I thought this was too good a report to be buried in a comment thread but deserves a wider audience:
An observer’s view of the NAS Panel presentations
Just got home from the NAS conference in Washington. I was there purely as an observer. The vast majority of people attending had some professional connection to climate science or environmental policy. I on the other hand view environmental policy as a hobby (odd but true) so please read the following, perhaps naàÆà⮶e, commentary in that light.
First of all, having followed the global warming controversy for the last five years, I was thrilled to meet many of the heavyweight skeptics: Fred Singer, Myron Ebell, Willie Soon, John Christy, Steve and Ross. I also enjoyed chatting with various staffers from the hill (Peter Spencer – House Energy & Commerce Committee; Paul Georgia – Senate Republican Policy Committee; John Shanahan – Senate Committee on Environment and Public Works) as well as David Douglas (Physics professor from U Rochester), the two BBC reporters mentioned in my previous post, and a post-doc from Lamont-Doherty who had studied under Henry Pollack (the first presenter — a borehole expert from U Michigan). In hind-sight I should have tried to talk to more people, especially the non-skeptics, but this being my first foray to such an event I was a bit shy.
I did spend some time talking with Doug Nychka, the statistics guy from NCAR who is on the panel. He seemed like a very fair analyst and quite open minded. In spite of his position at NCAR he did not seem to have a pre-determined point of view on the issues at hand, and in fact told me that much of his work at NCAR is related to issues outside of global warming.
I thought Ross and Steve did a good job of presenting their arguments and were well received. It was clear that they were non-climate scientists speaking into an audience consisting primarily of climate scientists. The dialogue between the panel and Steve and Ross was dynamic and I felt that the panel were at least listening to their viewpoint. Conversely, some of the presenters were clearly dismissive of Steve’s work in their presentations.
Some brief highlights of the presentations (I trust that Steve will have much more to say):
- Hans Von Storch was adamant that paleo-climate researchers must make their data available. He showed a chart suggesting that recent temperature trends were highly correlated to the level of unemployment in Germany (upstaging Steve who later showed a chart relating temperature trends to an index of dot.com stock prices)
- Roseanne D’Arrigo spoke about the necessity to “cherry-pick” trees used in tree-ring studies. Apparently this is taken for granted in the dendro community.
- Dan Schrag cited reductions in the Kilimanjaro glacier as justification for AGW theory!
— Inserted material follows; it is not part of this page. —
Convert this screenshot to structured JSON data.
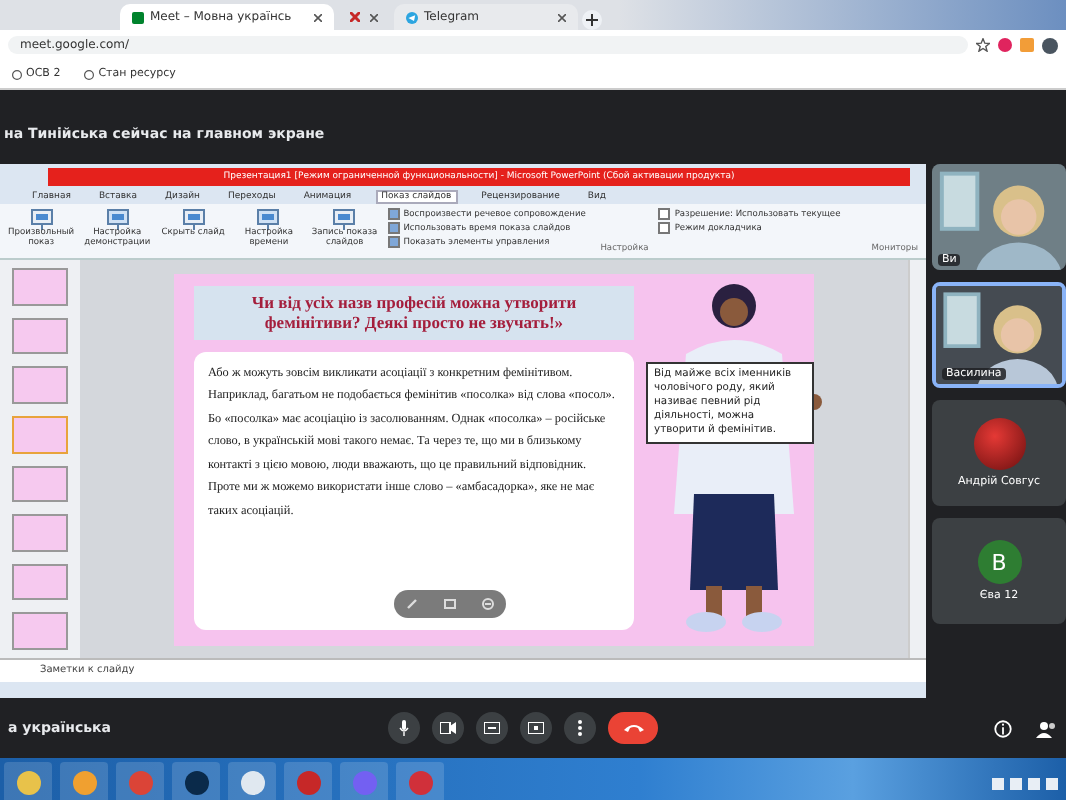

- Mike Mann was not in attendance on Thursday when most of the event occurred. He gave his presentation Friday morning and then bolted during the open discussion. He was the only presenter to make himself scarce after his presentation. All the others were there for at least half of Thursday if not the whole day. Mann pointed out that the work done for MBH98 was actually done almost 10 years ago, and that the PC algorithm had been supplanted by his more recent RegEM methodology.
A few comments on the panel:
- Some of the most probing questions were asked by Kurt Cuffey of Berkeley, previously noted on this blog as having published the following:
"Mounting evidence has forced an end to any serious scientific debate on whether humans are causing global warming. This is an event of historical significance, but one obscured from public view by the arcane technical literature and the noise generated by perpetual partisans."
Cuffey also asked most of the presenters whether the science was such that we could determine the average century-scale temperature 1000 years ago within 0.5 degrees centigrade. Every presenter said “Åno’ — except for Mann who claimed we know the average century-scale temperature 1000 years ago within 0.2 degrees centigrade.
- John Christy asked Mann about the r2 statistic. Mann said it was an inappropriate measure for these types of analyses. I look forward to Steve’s comments in this regard.
At the end of the first day there was an open discussion where members of the audience were invited to speak. 2 comments I found interesting:
- The chief of staff of the House Science Committee (didn’t get his name) pointed out that the defined task taken on by the committee was different from the task actually requested of NAS by the House Science Committee. Apparently NAS management altered the task. Unfortunately I don’t know where to find a description of the request from the House. The task taken on by the panel can be found on the NAS website.
- A staff scientist from Pew said he was anxious to hear the viewpoint of the committee in order to better inform his client. He seemed open minded.
With regard to the above comment by the House Science Committee chief of staff, a prominent member of the audience with much experience in the on-going AGW debate suggested to me that NAS management altered the task in order to pre-determine the outcome of the committee’s report, so as not to upset the status quo in the scientific community.